Each line with the word "podpisu" must appear in the answer, copied from the records.

[Dataset rows for apps and sites]
Segment Open
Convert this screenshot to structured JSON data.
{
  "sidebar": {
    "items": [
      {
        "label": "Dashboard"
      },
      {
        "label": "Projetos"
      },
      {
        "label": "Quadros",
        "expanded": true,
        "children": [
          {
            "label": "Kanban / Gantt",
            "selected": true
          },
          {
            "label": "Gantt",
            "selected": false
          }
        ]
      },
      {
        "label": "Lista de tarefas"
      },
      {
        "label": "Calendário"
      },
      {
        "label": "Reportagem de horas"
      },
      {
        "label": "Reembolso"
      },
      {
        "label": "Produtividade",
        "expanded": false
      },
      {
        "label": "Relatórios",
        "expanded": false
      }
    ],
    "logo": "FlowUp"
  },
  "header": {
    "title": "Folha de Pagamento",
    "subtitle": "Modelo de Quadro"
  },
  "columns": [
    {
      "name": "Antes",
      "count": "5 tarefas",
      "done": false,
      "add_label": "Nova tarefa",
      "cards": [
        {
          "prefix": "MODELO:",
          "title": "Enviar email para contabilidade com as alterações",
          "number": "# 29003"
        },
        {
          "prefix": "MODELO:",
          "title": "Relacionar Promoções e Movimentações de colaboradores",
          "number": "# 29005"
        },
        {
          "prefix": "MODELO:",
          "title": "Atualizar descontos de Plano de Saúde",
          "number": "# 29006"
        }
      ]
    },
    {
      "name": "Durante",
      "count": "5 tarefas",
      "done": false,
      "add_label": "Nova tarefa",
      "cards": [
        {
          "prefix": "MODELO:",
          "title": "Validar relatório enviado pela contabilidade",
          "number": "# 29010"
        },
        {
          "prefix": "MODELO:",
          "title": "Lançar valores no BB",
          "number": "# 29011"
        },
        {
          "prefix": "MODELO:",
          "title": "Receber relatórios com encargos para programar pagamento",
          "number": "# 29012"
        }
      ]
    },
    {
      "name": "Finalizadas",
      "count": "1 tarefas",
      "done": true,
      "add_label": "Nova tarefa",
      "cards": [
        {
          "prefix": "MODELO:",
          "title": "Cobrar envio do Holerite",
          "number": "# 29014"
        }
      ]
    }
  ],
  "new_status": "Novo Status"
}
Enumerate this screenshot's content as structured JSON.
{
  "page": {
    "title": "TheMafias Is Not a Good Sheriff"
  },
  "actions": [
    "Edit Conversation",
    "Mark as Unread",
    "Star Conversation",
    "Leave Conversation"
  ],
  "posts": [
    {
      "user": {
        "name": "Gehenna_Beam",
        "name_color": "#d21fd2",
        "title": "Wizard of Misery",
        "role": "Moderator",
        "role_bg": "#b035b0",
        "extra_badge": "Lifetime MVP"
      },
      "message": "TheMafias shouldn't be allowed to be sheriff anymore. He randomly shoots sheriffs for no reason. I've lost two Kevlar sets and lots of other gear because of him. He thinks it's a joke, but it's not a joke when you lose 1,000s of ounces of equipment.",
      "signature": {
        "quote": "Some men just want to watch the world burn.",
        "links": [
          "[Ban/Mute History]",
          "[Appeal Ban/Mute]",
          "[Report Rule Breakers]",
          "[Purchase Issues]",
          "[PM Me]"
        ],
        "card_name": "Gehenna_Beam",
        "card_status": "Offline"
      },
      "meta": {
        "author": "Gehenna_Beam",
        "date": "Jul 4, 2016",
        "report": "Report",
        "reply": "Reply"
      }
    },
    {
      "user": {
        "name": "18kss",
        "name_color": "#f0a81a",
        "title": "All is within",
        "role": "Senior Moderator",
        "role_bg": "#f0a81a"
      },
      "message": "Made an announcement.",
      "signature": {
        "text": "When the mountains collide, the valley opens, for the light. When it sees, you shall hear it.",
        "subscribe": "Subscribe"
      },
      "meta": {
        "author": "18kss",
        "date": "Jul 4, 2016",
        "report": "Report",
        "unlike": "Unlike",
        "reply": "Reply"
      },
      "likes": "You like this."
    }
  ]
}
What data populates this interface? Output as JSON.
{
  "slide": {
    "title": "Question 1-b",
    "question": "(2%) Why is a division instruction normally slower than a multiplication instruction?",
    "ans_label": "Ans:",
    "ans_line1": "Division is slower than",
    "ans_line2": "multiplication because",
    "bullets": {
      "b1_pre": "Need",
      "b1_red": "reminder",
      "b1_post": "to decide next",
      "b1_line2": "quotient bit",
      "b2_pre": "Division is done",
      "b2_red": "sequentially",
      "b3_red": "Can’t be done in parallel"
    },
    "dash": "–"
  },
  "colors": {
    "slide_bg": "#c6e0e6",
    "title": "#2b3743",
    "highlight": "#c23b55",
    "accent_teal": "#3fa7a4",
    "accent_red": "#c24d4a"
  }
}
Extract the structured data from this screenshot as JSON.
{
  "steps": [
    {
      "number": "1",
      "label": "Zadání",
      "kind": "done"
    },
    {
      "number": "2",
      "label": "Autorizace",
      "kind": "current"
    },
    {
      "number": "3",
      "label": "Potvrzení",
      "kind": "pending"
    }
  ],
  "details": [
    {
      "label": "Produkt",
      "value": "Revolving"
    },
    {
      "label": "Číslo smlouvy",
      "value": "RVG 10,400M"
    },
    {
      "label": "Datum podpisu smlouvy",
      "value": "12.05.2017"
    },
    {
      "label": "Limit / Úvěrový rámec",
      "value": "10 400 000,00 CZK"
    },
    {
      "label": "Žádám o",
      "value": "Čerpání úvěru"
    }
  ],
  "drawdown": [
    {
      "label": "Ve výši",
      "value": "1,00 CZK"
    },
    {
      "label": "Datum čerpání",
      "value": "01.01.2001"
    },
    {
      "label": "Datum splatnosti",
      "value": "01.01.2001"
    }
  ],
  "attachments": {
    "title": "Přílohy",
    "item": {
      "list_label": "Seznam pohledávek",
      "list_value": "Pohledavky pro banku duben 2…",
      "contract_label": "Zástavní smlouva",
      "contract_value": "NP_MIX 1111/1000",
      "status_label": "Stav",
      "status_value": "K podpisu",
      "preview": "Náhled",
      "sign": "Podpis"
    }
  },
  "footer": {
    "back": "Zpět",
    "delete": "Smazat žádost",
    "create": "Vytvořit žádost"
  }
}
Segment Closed
### Written answer
      "label": "Datum podpisu smlouvy",
      "status_value": "K podpisu",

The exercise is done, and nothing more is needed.